RoughRiders' Fornaris proves Miami can be a hockey town

Jeff Johnson
Published: December 13 2013 | 9:57 pm - Updated: 29 March 2014 | 12:49 am in
Print Print

CEDAR RAPIDS - Carlos Fornaris knew he'd have to leave home at an early age if he wanted to take this hockey thing as far as it would go. Unfortunately, there's little chance of developing your full potential when you live in Miami.

There's a lot of sun there, a lot of beaches. But not much ice, very few rinks and virtually zero quality competition.

"Washington is the fourth high school I have attended, actually," the first-year Cedar Rapids RoughRiders forward said. "Moving so much, I'm used to it by now. I know I have to do it because I love hockey. If I want to take it as far as I can, there's just not much competition in Florida."

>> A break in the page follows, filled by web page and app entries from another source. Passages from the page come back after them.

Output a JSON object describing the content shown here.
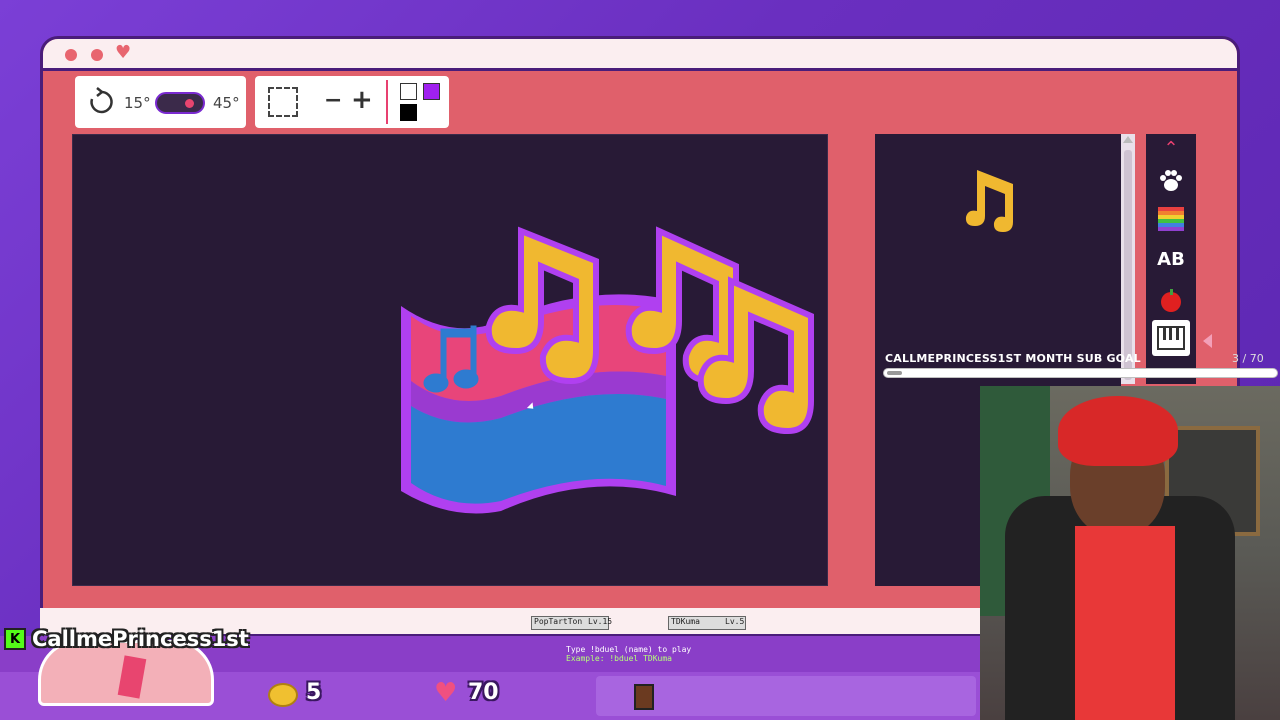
{
  "toolbar": {
    "rotate_small": "15°",
    "rotate_large": "45°",
    "zoom_out": "−",
    "zoom_in": "+"
  },
  "colors": {
    "primary": "#ffffff",
    "secondary": "#a020f0",
    "tertiary": "#000000",
    "window": "#e0606b",
    "canvas": "#281a36"
  },
  "categories": [
    "chevron-up-icon",
    "paw-icon",
    "rainbow-icon",
    "letters-icon",
    "apple-icon",
    "piano-icon"
  ],
  "sub_goal": {
    "title": "CALLMEPRINCESS1ST MONTH SUB GOAL",
    "count": "3 / 70",
    "progress": 0.04
  },
  "duel": {
    "player1": "PopTartTon",
    "player1_level": "Lv.15",
    "player2": "TDKuma",
    "player2_level": "Lv.5",
    "instruction": "Type !bduel (name) to play",
    "example": "Example: !bduel TDKuma"
  },
  "streamer": {
    "username": "CallmePrincess1st",
    "platform_icon": "K"
  },
  "stats": {
    "coins": "5",
    "hearts": "70"
  }
}
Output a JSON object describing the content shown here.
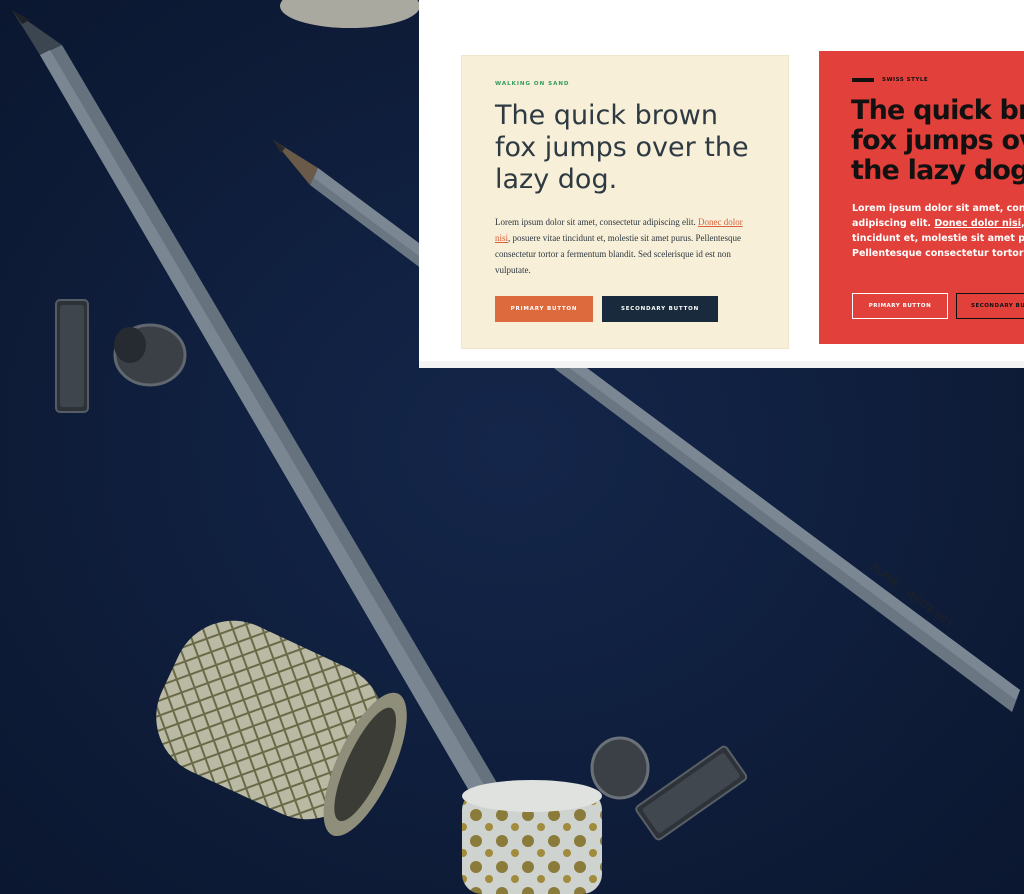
{
  "colors": {
    "background": "#0f1f3d",
    "pencil": "#5d6b78",
    "card1_bg": "#f8efd9",
    "card1_accent": "#2f9b5f",
    "card1_primary": "#dd6a3d",
    "card1_secondary": "#182a3c",
    "card2_bg": "#e2403a"
  },
  "photo": {
    "pencil_label": "BLANC - WHITE 001"
  },
  "card1": {
    "eyebrow": "WALKING ON SAND",
    "title": "The quick brown fox jumps over the lazy dog.",
    "body_before": "Lorem ipsum dolor sit amet, consectetur adipiscing elit. ",
    "body_link": "Donec dolor nisi",
    "body_after": ", posuere vitae tincidunt et, molestie sit amet purus. Pellentesque consectetur tortor a fermentum blandit. Sed scelerisque id est non vulputate.",
    "primary_button": "PRIMARY BUTTON",
    "secondary_button": "SECONDARY BUTTON"
  },
  "card2": {
    "eyebrow": "SWISS STYLE",
    "title": "The quick brown fox jumps over the lazy dog.",
    "body_before": "Lorem ipsum dolor sit amet, consectetur adipiscing elit. ",
    "body_link": "Donec dolor nisi",
    "body_after": ", posuere vitae tincidunt et, molestie sit amet purus. Pellentesque consectetur tortor a fermentum.",
    "primary_button": "PRIMARY BUTTON",
    "secondary_button": "SECONDARY BUTTON"
  }
}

He is learning there is a lot of competition in the USHL. The 18-year-old played his 16th game Friday night, a 4-1 loss to the Chicago Steel at the Cedar Rapids Ice Arena. He has five assists but is still looking for that first goal.

Fornaris isn't a big kid at 5-foot-8 and 157 pounds but has good skill, can skate and make plays. And his coach says he's got the heart of a lion.

"He works really hard," said Riders Coach Mark Carlson. "The thing I like most about it is that he really gets after it. He's got some grit to him, and I think he's got a killer instinct in there. For me, if you have a killer instinct, you have an opportunity to be great. If you don't have it, no matter what you do in life, you're going to be good, but that's it.  You have no chance of ever being great. I think this kid's got a killer instinct, and as time goes on, you're going to see it come out."

Fornaris first put on rollerblades at age 5, then graduated to ice skates a year later. He learned the basics of the game from former Florida Panthers enforcer Peter Worrell back home but it was at Northfield-Mount Hermon prep school in Massachusetts where the RoughRiders learned about him.

If you're wondering why he gravitated toward hockey instead of baseball, like so many other Florida kids, credit his father, Carlos. The elder Fornaris is from Chicago and a Blackhawks fan.

"My dad's side of the family is all from Chicago, so they are all huge hockey fans," younger Carlos said. "We moved from Chicago to Miami, and he kind of got me into it. I loved it right away."

Fornaris is an RPI college commit, though likely won't head there for another season and a half.

"I'm still getting used to it, but there is nothing like this," he said. "Coming from prep school to this, every single player here has tremendous skills. You've really got to work your tail off just to get a couple of chances out there. But it has been so much fun. I feel like I'm developing as a player. (A playmaker) is what I've been before, and I'm trying to become one in this league, too. Right now, I'm just trying to do anything I can to contribute to winning."

"I never imagined my son, coming out of Miami Beach, would ever be in the position he is today, to be committed ... to a prestigious academic university rich in hockey tradition and success," Carlos Fornaris Jr. told "To say it is a dream come true would be an understatement. The journey was an unforgettable one, with many highs and lows, which make the journey and prize at the end even more special and valuable."

The RoughRiders (13-8-1, 27 points lost for the fifth time in six games. Judd Peterson scored a goal just 1:29 in, but Andrew Poturalski couldn't convert on a penalty shot attempt three minutes later, and Chicago scored the final four goals for the win.

The Riders host Indiana on Saturday night.

Here is the official gamesheet:


Have you found an error or omission in our reporting? Is there other feedback and/or ideas you want to share with us? Tell us here.

Featured Jobs from